Because it is spring, my daughter picked daffodils at grandma’s house. Her grandma is an avid gardener and has many, many daffodils this time of year. My daughter was *delighted* that she could pick to her heart’s content and could bring them home to keep. She brought home a large bunch. They sit on our table and remind me of the daffodil poem by Wordsworth. I love this poem! Every time I read it; I am struck with how beautiful it is. Here is the poem in its entirety.
“I wandered lonely as a cloud” (Revised version)
By: William Wordsworth
I wandered lonely as a cloud That floats on high o’er vales and hills, When all at once I saw a crowd, A host, of golden daffodils; Beside the lake, beneath the trees, Fluttering and dancing in the breeze. Continuous as the stars that shine And twinkle on the milky way, They stretched in never-ending line Along the margin of a bay: Ten thousand saw I at a glance, Tossing their heads in sprightly dance. The waves beside them danced; but they Out-did the sparkling waves in glee: A poet could not but be gay, In such a jocund company: I gazed-and gazed-but little thought What wealth the show to me had brought: For oft, when on my couch I lie In vacant or in pensive mood, They flash upon that inward eye Which is the bliss of solitude; And then my heart with pleasure fills, And dances with the daffodils.
I think those last two lines are stirring. When writing, I like to think that is where Wordsworth started from. He seems to be having such a deeply personal experience.
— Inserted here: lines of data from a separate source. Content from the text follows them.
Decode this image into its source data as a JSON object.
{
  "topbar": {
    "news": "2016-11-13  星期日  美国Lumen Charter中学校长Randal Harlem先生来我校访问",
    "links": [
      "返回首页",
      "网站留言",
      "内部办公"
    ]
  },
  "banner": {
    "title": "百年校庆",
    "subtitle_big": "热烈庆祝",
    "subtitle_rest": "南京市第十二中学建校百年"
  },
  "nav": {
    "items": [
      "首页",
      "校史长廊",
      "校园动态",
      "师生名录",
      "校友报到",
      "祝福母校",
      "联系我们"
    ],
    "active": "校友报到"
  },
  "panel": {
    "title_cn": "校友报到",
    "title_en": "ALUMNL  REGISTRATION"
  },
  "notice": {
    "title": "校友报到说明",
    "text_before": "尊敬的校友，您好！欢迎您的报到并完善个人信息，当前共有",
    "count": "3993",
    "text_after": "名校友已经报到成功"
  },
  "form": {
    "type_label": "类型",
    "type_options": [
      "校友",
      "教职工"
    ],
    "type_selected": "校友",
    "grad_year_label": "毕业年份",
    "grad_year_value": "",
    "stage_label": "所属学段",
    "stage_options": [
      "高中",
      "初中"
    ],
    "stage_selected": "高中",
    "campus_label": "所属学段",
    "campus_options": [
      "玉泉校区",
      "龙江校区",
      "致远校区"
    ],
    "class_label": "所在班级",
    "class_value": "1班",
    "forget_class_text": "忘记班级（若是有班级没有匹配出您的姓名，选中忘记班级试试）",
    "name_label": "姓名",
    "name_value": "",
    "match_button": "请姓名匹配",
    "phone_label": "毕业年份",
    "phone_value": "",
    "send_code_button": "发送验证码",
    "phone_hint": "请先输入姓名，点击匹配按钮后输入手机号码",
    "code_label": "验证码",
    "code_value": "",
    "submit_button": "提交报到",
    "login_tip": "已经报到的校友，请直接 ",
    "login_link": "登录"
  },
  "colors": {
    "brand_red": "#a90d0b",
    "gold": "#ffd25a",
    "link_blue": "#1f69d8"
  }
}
While personal, it is a feeling felt by anyone who has been awestruck. Wordsworth does a great job capturing that moment.